(Interface dataset entries)
- - -

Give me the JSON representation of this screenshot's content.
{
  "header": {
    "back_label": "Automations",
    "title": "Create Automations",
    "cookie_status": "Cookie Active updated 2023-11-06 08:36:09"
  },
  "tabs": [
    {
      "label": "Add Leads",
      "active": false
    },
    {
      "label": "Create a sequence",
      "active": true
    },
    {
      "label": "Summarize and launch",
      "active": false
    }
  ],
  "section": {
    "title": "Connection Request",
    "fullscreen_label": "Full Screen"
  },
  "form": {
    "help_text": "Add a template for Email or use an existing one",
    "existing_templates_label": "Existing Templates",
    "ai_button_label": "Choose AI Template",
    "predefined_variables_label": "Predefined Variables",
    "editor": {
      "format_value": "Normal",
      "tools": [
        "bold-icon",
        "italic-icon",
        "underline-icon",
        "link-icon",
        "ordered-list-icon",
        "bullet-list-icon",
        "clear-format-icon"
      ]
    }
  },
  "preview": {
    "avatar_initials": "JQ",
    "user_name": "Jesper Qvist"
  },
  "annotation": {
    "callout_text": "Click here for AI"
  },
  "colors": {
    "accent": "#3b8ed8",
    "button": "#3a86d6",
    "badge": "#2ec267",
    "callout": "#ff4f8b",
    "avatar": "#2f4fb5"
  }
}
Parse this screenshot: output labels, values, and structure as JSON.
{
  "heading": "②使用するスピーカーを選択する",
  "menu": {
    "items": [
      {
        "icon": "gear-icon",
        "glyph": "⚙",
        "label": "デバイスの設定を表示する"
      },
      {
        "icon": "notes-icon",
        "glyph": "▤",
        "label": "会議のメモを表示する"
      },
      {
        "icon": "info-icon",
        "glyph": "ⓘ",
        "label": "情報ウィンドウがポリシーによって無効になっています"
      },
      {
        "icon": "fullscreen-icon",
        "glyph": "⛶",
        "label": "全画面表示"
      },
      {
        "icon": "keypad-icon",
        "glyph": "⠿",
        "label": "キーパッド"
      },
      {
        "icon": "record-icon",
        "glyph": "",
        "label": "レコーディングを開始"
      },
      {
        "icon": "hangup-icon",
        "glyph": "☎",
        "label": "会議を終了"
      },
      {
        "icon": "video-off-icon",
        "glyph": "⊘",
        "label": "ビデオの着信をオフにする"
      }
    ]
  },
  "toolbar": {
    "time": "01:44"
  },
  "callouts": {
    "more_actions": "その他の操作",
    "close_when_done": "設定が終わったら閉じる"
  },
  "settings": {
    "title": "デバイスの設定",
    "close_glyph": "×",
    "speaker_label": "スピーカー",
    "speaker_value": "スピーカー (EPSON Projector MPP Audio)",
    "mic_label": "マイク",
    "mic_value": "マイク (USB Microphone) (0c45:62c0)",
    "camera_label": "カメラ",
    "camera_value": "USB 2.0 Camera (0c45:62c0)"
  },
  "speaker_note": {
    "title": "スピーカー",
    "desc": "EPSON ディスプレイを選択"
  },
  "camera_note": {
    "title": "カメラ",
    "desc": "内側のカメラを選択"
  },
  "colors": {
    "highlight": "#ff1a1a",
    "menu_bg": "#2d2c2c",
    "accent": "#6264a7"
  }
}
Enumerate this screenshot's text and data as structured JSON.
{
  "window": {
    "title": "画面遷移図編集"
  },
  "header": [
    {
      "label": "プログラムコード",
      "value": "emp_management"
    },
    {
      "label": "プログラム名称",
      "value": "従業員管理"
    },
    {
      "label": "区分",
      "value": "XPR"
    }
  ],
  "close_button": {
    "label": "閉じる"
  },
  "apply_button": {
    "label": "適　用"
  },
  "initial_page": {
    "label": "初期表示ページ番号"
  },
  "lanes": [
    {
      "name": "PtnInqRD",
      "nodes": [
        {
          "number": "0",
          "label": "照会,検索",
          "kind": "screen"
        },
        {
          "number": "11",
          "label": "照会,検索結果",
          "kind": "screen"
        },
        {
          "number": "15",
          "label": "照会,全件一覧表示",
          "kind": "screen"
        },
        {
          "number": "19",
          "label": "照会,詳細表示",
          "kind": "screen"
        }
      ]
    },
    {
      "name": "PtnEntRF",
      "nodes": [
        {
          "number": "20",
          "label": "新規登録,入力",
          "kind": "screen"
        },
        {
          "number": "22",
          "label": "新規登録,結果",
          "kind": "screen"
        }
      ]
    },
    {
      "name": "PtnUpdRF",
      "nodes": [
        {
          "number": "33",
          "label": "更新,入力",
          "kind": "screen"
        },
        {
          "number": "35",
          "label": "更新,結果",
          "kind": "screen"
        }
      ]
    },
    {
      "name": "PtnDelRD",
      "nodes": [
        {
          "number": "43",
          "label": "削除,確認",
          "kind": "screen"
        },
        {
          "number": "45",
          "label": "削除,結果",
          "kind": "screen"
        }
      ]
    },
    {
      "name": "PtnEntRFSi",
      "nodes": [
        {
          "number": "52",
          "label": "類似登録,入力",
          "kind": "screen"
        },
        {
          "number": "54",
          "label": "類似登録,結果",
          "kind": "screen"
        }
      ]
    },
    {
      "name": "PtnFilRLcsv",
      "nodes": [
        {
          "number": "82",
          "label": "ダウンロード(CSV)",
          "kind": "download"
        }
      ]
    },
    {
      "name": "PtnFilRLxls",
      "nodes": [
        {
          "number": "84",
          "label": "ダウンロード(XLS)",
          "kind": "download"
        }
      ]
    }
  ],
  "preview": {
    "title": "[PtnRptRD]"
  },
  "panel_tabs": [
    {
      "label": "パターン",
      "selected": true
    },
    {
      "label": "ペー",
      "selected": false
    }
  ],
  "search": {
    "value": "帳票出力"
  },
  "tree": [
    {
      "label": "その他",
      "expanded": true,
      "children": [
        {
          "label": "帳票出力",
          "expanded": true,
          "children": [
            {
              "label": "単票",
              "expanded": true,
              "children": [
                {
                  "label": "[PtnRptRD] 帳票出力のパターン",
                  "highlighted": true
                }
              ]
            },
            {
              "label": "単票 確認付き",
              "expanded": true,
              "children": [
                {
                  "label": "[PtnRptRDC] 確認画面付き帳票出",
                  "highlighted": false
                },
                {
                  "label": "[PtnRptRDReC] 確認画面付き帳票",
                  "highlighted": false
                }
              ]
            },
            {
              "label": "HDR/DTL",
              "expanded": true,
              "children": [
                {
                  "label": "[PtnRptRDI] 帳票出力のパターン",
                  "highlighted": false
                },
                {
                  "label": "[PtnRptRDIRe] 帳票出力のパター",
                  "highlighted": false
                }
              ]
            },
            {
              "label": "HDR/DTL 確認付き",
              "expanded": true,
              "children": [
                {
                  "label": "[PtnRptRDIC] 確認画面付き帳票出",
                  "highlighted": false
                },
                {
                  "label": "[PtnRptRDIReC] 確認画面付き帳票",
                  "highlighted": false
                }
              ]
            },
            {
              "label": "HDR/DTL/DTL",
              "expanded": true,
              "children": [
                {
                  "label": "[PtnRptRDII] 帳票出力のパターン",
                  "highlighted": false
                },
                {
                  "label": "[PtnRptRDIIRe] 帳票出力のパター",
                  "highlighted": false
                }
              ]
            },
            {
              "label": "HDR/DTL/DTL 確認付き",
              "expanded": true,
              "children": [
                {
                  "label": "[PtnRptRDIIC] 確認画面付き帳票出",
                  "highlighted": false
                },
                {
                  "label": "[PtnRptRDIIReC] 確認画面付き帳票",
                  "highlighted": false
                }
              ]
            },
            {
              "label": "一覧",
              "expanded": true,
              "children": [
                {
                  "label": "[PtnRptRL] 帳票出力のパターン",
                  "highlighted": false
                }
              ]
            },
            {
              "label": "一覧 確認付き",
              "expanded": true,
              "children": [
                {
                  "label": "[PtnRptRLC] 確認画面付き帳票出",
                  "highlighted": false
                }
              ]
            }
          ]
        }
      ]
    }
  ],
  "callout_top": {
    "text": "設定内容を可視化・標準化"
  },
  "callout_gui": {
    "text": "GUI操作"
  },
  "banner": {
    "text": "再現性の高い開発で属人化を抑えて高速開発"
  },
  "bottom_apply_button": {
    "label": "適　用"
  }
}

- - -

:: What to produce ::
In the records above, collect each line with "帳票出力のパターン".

:: Response to the task ::
                  "label": "[PtnRptRD] 帳票出力のパターン",
                  "label": "[PtnRptRDI] 帳票出力のパターン",
                  "label": "[PtnRptRDII] 帳票出力のパターン",
                  "label": "[PtnRptRL] 帳票出力のパターン",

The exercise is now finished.